According to industry statistics, nearly 70% of executors encounter challenges when trying to locate a deceased individual’s will. This is why it is crucial for executors to consult with a probate attorney and utilize all available resources to locate the will and ensure that the estate settlement process proceeds smoothly.

Locating a deceased individual’s will can be a complex and challenging process, but with the right resources and guidance, it is possible to find and execute the will according to the deceased individual’s final wishes. By debunking common myths and understanding the truths about locating a will, family members can navigate this process with confidence and ensure that their loved one’s estate is settled properly.

For more information on estate planning and probate services, contact our team of experienced probate attorneys today.

Resources and Steps to Take when Searching for a Deceased Person Will

When a person dies, their will is typically filed with the probate court in the county where they resided. However, finding a will can sometimes be a challenging and time-consuming process, especially if the deceased person did not inform anyone of its whereabouts. In this article, we will discuss the resources and steps you can take to locate a deceased person’s will.

Check Safe Deposit Boxes and Home Safe

One of the first places to look for a deceased person’s will is in their safe deposit box or home safe. Many people choose to store important documents, such as their will, in a secure location like a safe deposit box. If you are a close family member or executor of the estate, you may have the legal right to access the safe deposit box or home safe to search for the will.

Review Financial and Legal Documents

Another valuable resource for finding a deceased person’s will is to review their financial and legal documents. Look through their bank statements, tax returns, and any other important paperwork to see if there are any mentions or references to a will. Additionally, you may want to contact the deceased person’s lawyer or financial advisor to inquire if they have a copy of the will on file.

Search Online Databases and Registries

In some cases, a deceased person may have registered their will with an online database or registry. These databases are designed to help individuals locate wills and other important documents after someone has passed away. By searching online databases and registries, you may be able to find a copy of the deceased person’s will and other relevant documents.

Contact the Probate Court

If you have exhausted all other resources and still cannot locate the deceased person’s will, it is recommended to contact the probate court in the county where the person resided. The probate court is responsible for overseeing the distribution of a deceased person’s assets and belongings, including their will. The court may have a copy of the will on file, or they can provide you with guidance on how to proceed.
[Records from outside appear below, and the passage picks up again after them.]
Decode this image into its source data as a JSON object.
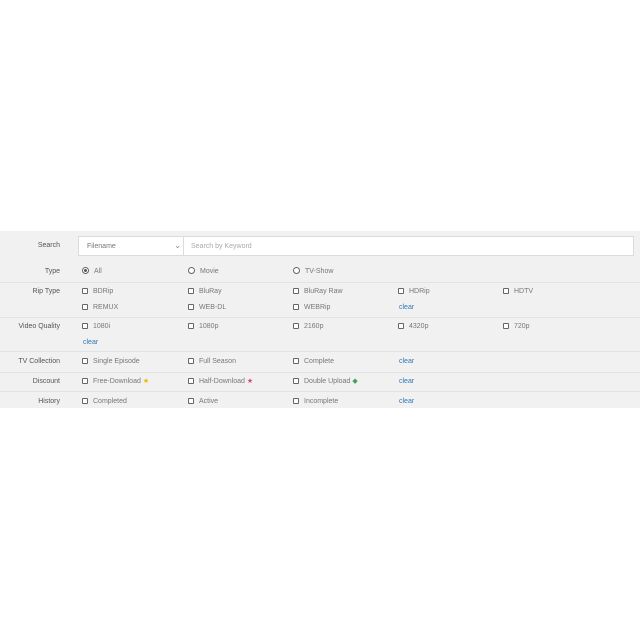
{
  "search": {
    "label": "Search",
    "field_select": "Filename",
    "placeholder": "Search by Keyword"
  },
  "type": {
    "label": "Type",
    "options": [
      {
        "label": "All",
        "selected": true
      },
      {
        "label": "Movie",
        "selected": false
      },
      {
        "label": "TV-Show",
        "selected": false
      }
    ]
  },
  "rip_type": {
    "label": "Rip Type",
    "options": [
      "BDRip",
      "BluRay",
      "BluRay Raw",
      "HDRip",
      "HDTV",
      "REMUX",
      "WEB-DL",
      "WEBRip"
    ],
    "clear": "clear"
  },
  "video_quality": {
    "label": "Video Quality",
    "options": [
      "1080i",
      "1080p",
      "2160p",
      "4320p",
      "720p"
    ],
    "clear": "clear"
  },
  "tv_collection": {
    "label": "TV Collection",
    "options": [
      "Single Episode",
      "Full Season",
      "Complete"
    ],
    "clear": "clear"
  },
  "discount": {
    "label": "Discount",
    "options": [
      {
        "label": "Free-Download",
        "icon": "star-icon",
        "color": "#f2b400"
      },
      {
        "label": "Half-Download",
        "icon": "half-star-icon",
        "color": "#d9486a"
      },
      {
        "label": "Double Upload",
        "icon": "diamond-icon",
        "color": "#3aa65a"
      }
    ],
    "clear": "clear"
  },
  "history": {
    "label": "History",
    "options": [
      "Completed",
      "Active",
      "Incomplete"
    ],
    "clear": "clear"
  }
}
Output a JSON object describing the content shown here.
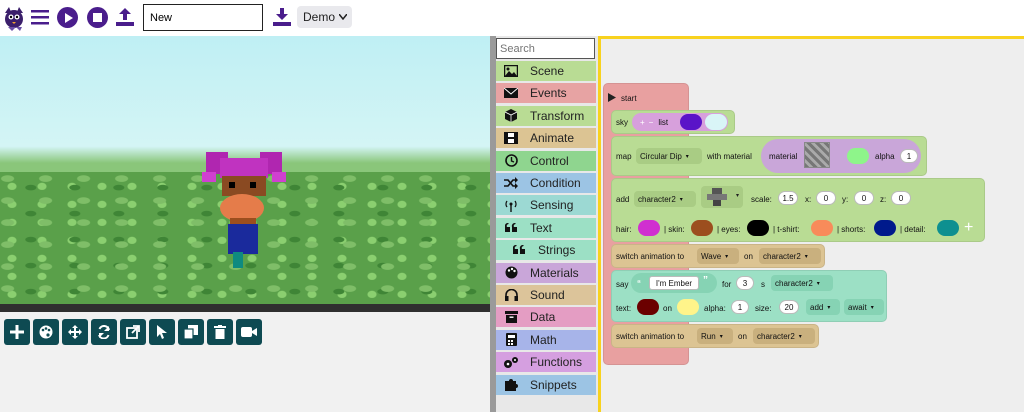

Hire a Probate Attorney

If you are having difficulty finding the deceased person’s will or navigating the probate process, it may be beneficial to hire a probate attorney. A probate attorney specializes in estate planning and probate law and can provide you with valuable assistance and guidance throughout the process. They can help you locate the will, file necessary paperwork, and ensure that the deceased person’s wishes are carried out according to the law.

Locating a deceased person’s will can be a challenging and overwhelming task, especially during such an emotional time. By utilizing the resources and steps outlined in this article, you can increase your chances of finding the will and ensuring that the deceased person’s wishes are honored. Whether you check safe deposit boxes, review financial documents, search online databases, contact the probate court, or hire a probate attorney, it is important to approach the process with patience and diligence. Remember, the will is a crucial document that dictates how the deceased person’s assets and belongings are distributed, so it is essential to locate it in a timely manner.

Leave a Reply

Your email address will not be published. Required fields are marked *